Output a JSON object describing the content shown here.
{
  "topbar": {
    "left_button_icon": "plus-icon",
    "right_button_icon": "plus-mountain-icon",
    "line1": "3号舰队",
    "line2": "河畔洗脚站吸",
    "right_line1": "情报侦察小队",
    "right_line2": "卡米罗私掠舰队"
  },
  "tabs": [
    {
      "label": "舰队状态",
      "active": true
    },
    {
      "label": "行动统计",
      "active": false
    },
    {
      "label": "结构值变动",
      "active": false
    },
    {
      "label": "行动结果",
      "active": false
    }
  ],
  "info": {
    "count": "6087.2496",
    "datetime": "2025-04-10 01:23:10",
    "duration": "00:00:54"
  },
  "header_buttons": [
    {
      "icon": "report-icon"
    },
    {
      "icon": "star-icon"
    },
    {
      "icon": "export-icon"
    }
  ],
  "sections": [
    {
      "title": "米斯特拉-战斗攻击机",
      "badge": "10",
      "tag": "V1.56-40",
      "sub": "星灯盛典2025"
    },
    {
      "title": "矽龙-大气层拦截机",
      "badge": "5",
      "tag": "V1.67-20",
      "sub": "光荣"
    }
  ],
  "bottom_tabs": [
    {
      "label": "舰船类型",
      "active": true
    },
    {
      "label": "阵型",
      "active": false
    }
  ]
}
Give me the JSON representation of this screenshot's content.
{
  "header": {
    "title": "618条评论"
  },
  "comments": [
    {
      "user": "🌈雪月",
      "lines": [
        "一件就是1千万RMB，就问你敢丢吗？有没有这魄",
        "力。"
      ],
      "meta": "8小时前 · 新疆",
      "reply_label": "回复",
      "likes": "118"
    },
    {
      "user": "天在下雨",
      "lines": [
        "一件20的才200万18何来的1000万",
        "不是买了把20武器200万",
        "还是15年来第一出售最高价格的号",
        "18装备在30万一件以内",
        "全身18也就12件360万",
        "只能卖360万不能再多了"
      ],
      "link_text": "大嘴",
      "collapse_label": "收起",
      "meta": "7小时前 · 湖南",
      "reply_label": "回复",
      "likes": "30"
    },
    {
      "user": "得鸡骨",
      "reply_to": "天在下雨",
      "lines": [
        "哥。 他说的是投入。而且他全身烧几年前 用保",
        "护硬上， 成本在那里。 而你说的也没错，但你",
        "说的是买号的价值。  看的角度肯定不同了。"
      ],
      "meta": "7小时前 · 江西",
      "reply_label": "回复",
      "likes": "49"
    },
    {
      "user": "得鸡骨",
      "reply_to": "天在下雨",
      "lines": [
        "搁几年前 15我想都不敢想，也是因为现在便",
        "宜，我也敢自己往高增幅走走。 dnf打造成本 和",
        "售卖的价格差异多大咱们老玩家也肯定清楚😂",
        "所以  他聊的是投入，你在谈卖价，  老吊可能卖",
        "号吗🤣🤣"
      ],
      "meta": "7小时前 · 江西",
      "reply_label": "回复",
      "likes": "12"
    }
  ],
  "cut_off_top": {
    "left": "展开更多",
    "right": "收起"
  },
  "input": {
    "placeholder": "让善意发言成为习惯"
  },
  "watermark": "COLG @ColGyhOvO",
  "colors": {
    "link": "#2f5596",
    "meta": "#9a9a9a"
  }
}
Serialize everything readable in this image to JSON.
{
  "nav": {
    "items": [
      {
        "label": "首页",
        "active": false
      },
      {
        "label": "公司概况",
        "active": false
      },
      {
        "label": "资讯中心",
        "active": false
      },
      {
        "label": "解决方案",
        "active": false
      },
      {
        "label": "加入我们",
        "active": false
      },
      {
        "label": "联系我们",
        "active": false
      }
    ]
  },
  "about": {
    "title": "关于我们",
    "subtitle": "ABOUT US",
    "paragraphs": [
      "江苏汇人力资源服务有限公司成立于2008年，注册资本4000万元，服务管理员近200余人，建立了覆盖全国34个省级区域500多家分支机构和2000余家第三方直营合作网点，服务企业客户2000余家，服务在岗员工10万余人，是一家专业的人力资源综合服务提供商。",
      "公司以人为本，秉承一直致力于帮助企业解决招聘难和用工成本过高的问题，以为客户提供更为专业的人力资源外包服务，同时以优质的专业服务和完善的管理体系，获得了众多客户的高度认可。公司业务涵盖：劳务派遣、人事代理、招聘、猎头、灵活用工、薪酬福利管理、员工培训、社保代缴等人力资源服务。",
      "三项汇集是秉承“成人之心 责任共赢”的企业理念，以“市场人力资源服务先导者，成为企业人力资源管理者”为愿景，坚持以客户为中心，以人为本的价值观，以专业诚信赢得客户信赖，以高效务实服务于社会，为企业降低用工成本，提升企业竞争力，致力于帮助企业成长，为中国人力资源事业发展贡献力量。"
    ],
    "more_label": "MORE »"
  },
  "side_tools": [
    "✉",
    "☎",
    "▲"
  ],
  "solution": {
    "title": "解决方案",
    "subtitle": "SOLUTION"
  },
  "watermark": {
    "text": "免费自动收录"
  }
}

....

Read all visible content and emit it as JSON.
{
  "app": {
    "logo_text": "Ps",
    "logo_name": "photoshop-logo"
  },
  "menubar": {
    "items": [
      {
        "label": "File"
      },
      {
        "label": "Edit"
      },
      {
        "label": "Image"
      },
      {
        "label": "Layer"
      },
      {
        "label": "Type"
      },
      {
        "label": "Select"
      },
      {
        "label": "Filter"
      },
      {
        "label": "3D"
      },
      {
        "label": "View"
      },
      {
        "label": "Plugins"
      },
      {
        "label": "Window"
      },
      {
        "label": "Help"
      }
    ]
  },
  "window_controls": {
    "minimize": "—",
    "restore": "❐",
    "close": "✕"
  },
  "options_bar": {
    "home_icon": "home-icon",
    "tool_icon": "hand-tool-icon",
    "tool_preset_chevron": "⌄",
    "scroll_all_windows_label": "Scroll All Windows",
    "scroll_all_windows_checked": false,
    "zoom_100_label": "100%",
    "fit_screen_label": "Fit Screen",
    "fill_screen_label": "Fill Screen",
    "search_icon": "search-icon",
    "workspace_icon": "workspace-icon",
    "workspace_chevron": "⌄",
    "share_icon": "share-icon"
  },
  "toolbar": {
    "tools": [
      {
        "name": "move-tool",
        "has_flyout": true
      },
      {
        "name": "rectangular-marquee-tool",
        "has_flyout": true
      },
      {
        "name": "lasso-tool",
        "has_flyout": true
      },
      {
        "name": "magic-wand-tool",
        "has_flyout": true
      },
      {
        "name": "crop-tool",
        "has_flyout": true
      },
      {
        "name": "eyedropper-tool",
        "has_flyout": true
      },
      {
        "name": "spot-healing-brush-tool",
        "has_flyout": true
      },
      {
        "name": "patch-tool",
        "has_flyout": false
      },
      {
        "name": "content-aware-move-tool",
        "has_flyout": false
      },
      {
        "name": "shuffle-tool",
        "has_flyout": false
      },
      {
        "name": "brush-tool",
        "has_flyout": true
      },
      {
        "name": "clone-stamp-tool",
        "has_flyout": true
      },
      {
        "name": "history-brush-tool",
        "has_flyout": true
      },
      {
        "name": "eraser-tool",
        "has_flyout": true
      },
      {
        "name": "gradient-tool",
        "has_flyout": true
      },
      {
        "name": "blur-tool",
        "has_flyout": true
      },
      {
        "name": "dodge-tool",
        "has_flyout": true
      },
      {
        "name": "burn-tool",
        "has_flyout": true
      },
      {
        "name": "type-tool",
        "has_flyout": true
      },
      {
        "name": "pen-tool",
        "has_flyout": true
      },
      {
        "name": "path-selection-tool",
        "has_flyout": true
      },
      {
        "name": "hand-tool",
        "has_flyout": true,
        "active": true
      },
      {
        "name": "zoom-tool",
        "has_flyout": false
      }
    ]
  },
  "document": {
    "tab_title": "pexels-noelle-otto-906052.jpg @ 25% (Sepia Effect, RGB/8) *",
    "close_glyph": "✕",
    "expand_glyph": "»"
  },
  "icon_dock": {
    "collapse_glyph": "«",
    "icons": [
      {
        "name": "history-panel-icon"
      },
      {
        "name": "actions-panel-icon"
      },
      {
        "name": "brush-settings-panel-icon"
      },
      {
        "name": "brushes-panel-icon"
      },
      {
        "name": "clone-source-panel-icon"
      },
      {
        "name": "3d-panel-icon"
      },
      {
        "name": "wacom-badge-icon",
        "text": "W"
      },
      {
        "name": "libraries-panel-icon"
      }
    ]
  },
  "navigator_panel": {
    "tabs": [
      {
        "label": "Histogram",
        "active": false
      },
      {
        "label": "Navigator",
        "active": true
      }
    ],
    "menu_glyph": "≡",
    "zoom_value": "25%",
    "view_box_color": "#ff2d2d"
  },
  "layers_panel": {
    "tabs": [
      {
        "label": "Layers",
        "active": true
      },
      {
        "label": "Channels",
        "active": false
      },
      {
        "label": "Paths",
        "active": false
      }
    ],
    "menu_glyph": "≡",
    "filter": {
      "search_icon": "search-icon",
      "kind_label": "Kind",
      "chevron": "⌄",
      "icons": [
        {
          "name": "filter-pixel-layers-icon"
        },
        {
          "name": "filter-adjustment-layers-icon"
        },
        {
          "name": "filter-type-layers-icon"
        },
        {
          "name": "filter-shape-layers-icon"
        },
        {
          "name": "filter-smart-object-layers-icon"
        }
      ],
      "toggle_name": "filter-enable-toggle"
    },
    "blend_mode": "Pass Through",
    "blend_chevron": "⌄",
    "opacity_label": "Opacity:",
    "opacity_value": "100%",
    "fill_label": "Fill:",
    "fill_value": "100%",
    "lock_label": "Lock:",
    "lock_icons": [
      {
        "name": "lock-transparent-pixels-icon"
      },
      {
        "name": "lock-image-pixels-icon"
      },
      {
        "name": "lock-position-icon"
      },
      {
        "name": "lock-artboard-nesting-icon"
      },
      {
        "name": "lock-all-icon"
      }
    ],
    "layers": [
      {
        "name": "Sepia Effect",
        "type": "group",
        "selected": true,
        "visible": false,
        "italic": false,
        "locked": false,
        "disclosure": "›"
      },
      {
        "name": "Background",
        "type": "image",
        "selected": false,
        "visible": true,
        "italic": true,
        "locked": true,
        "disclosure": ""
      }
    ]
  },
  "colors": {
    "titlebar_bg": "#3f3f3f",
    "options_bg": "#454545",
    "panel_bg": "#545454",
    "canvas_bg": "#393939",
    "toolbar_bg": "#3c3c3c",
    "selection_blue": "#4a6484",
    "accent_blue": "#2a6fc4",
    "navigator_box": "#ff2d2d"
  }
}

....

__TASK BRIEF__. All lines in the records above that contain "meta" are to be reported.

__SOLUTION TO THIS EXERCISE__.
      "meta": "8小时前 · 新疆",
      "meta": "7小时前 · 湖南",
      "meta": "7小时前 · 江西",
      "meta": "7小时前 · 江西",
    "meta": "#9a9a9a"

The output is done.